* Aim of the task: Pull every line of the entries that has the word "pubspec".

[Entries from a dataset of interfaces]
%%

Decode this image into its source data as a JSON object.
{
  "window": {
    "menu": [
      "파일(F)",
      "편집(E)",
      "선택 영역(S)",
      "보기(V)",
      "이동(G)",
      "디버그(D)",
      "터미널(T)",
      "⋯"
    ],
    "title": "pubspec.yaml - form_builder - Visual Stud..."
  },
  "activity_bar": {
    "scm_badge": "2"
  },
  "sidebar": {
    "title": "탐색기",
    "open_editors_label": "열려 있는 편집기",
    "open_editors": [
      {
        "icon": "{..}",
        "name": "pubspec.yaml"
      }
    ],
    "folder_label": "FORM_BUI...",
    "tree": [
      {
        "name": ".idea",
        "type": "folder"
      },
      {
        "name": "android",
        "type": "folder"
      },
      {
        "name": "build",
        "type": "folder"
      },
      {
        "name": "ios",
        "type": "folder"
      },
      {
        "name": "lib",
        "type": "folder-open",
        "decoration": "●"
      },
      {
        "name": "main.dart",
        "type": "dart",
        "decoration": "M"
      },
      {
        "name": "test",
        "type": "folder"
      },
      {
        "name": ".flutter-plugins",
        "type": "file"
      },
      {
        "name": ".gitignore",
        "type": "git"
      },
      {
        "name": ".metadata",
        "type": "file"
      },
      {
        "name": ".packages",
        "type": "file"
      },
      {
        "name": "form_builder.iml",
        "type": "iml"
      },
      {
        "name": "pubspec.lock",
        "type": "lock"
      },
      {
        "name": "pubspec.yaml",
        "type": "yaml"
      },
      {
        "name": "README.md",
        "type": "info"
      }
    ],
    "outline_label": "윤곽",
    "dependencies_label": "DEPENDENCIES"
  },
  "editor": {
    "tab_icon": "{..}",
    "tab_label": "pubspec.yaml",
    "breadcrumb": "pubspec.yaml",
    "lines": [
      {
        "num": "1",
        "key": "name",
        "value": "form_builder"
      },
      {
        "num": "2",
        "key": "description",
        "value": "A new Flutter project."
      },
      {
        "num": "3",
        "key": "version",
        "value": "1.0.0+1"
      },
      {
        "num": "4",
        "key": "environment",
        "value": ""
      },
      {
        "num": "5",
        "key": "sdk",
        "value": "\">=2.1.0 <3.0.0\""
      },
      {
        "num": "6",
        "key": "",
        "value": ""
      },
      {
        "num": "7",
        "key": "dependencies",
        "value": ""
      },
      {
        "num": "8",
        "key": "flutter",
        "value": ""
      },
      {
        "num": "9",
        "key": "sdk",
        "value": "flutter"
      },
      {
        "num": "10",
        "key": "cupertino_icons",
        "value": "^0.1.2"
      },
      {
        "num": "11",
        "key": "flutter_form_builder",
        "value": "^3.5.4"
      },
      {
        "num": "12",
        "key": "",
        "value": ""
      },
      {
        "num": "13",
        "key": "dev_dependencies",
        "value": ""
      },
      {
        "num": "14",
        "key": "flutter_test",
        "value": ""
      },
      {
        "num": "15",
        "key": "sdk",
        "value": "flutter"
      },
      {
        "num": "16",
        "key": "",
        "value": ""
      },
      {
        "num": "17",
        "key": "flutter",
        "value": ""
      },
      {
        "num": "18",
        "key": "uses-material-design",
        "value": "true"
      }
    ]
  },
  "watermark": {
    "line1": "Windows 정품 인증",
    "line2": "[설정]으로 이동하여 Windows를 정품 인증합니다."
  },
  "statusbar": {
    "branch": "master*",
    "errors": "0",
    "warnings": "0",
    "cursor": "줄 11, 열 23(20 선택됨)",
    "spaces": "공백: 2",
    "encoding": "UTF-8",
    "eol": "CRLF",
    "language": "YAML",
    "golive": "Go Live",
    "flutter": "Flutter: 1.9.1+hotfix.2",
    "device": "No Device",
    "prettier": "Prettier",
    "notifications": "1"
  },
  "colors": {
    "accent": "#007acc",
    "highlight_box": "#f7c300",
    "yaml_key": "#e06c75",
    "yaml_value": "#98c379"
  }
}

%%

* Response area:
    "title": "pubspec.yaml - form_builder - Visual Stud..."
        "name": "pubspec.yaml"
        "name": "pubspec.lock",
        "name": "pubspec.yaml",
    "tab_label": "pubspec.yaml",
    "breadcrumb": "pubspec.yaml",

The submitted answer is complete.